Equator Principles Essential to Sustainable BankingWed, 02/19/2014 - 12:10
Sustainable banking is not a concept with a long and storied history. While different sectors of industry came to sustainable practices throughout the 1990s and 2000s, the banking sector remained mostly on the outside until June 2003. That month, 10 banks, including international heavy-hitters such as Barclays and Crédit Suisse, vowed to throw their support behind a new vision of financing. This vision would seek to fight against climate change, promote biodiversity, and seek to alleviate or offset negative impacts of projects on ecosystems, communities, and the climate, thus, the Equator Principles (EPs) were born. In their first iteration, the EPs were limited in several ways that sparked concern among NGOs over whether the EPs would have any bite at all. As they were initially devised, the EPs were only applied to project finance for infrastructure plans within the countries the signatories were based in. This covered such developments as power plants and pipelines. Secondly, the EPs were non-binding. In lieu of any real enforcement, the signatory banks allowed for rule by consensus, under which they would pledge to follow standards set by the International Finance Corporation (IFC), the private-sector lending arm of the World Bank.
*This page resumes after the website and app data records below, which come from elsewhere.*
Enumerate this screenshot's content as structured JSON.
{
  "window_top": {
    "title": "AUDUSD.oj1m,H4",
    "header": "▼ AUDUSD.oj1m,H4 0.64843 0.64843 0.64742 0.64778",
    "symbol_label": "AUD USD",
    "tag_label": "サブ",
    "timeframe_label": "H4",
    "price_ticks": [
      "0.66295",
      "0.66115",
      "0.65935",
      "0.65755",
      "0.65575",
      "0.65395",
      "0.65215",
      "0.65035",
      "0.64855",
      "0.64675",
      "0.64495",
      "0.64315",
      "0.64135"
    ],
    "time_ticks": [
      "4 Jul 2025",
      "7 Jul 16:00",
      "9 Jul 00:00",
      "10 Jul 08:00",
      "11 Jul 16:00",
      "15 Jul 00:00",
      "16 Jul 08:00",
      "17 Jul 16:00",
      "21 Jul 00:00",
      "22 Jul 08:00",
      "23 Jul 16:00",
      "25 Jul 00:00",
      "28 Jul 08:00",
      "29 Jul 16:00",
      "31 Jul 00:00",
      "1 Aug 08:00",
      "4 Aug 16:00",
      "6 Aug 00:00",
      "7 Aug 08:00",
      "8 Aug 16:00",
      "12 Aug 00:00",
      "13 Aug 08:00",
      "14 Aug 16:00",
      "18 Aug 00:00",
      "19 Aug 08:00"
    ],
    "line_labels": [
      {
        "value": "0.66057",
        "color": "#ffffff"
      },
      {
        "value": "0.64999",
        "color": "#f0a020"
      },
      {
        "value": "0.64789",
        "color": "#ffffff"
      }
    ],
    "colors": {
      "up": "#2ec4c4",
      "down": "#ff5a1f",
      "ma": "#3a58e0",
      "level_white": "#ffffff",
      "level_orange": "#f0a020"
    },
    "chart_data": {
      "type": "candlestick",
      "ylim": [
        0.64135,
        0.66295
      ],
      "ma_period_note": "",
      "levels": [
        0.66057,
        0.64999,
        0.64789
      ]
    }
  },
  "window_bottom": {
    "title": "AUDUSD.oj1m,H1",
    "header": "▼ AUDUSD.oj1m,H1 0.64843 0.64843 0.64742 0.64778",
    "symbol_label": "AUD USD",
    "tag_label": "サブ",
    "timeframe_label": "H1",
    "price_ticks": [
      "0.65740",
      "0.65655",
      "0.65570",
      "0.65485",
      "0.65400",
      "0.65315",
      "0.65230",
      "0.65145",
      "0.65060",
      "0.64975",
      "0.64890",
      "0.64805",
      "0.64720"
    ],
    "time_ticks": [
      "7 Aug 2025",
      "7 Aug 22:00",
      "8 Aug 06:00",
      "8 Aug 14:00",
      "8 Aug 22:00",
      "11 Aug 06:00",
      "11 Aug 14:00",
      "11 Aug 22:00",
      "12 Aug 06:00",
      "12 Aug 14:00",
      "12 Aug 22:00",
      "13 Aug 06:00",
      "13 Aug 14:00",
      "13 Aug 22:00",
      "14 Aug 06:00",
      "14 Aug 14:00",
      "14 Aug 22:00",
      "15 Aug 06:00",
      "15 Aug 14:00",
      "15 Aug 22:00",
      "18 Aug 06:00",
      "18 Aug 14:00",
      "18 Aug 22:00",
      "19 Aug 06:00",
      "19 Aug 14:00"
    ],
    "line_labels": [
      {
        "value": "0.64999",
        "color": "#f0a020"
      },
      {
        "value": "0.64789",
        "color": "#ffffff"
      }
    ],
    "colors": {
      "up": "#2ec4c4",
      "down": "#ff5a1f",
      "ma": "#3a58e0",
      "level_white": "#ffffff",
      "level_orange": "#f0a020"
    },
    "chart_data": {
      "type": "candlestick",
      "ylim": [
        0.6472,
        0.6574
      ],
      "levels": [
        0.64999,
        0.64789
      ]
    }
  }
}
In 2006, the IFC improved its standards by lifting the limitation on project finance to cover banks’ project advisory services while the investment barrier for projects was lowered from US$50 million to US$10 million. This was a commitment that was met by the EP members, who followed suit in strengthening their pledge in order to broaden the scope of the EPs to supervise a far wider range of potential deals. In the summer of 2013, after the EPs underwent their second alteration, the number of Equator Principles Financial Institutions (EPFIs) had reached 78 members across 35 countries, covering over 70 percent of international project finance debt in emerging markets. If followed, the new rules would mean that EPFIs would reject offers to finance projects that would result in significant environmental damage, or even pose the potential for such damage.
Criticism of the EPs started almost as soon as they were born, especially among NGOs and social groups that were skeptical of banks voluntarily taking on socially responsible measures. An early flaring point was the Baku-Tbilisi-Ceylan pipeline running from the Caspian Sea to the Mediterranean. In 2004, eight EPFIs and the IFC itself supported this project despite NGOs reporting a great number of breaches, which proved to be a stern test for the EPs public reputation. Another concern that the EPFIs might press the IFC to water down its standards to benefit them was met with a stern response from member banks. Many of the larger EPFIs have taken their own measures and begun publicizing their own compliance with the EPs, showing how many projects have been accepted and rejected under EP regulations, as well as the positive ecological impact of already financed projects.
Two wholly Mexican banks, CIBanco and Banorte, have joined so far, both of them doing so in early 2012. BBVA Bancomer is also in but its Spanish owner, BBVA, joined way back in 2004. Mexico has not been the only Latin American country whose banks have seen the EP light. Brazil has five members, while Argentina, Chile, Colombia, Costa Rica, Peru and Uruguay each have one. The traction the EPs have gained in Latin America and Africa has seen them obtain more credibility as a global initiative.
The EPIII (third version of the EPs adopted in April 2013) now place far more stringent demands on clients seeking to gain loans from EPFIs, as well as on the banks themselves. The EPIII added two measures to the portfolio of EP solutions. These are: project-related corporate loans with a tenor of at least two years where the loan is dedicated to a single project over which the borrower has control, and bridge loans with a tenor of less than two years that are intended to be refinanced by project finance or project-related corporate loans. After a transition period in 2014, EPFIs will need to require from clients regular reports about the emission levels of greenhouse gases in the operations of projects that emit over 100,000 tonnes of carbon dioxide equivalent. Such potentially polluting projects will also be required to provide a detailed analysis of alternatives that would result in fewer emissions. Such an analysis cannot be provided for operations alone, as it must detail feasible options through which to reduce greenhouse gas emissions during a project’s various stages, including design, construction, and operation. The more strict rules for loans under the EPs were not developed by the EPFIs themselves but were part of an upgrade in the IFC Performance Standards, which govern much of the content of the EPs.
The scope of the EPIII and the commitment that member banks have shown has been reflected in changes to banks’ internal processes and beyond. The roster of a bank’s staff now includes trained staff that can plan environmental impact assessments or advise on whether loan proposals are viable under the EPs. In the broader financial world, development banks and export credit agencies have grasped the idea and are using standards that are closely based on their EPs, providing a continuity of requirements that spreads outside the current roster of EPFIs. Furthermore, the concept of the EPs has trickled down to companies seeking loans. Financial consultants report being increasingly approached by clients wanting advice on how to ensure their projects meet the Equator Principles.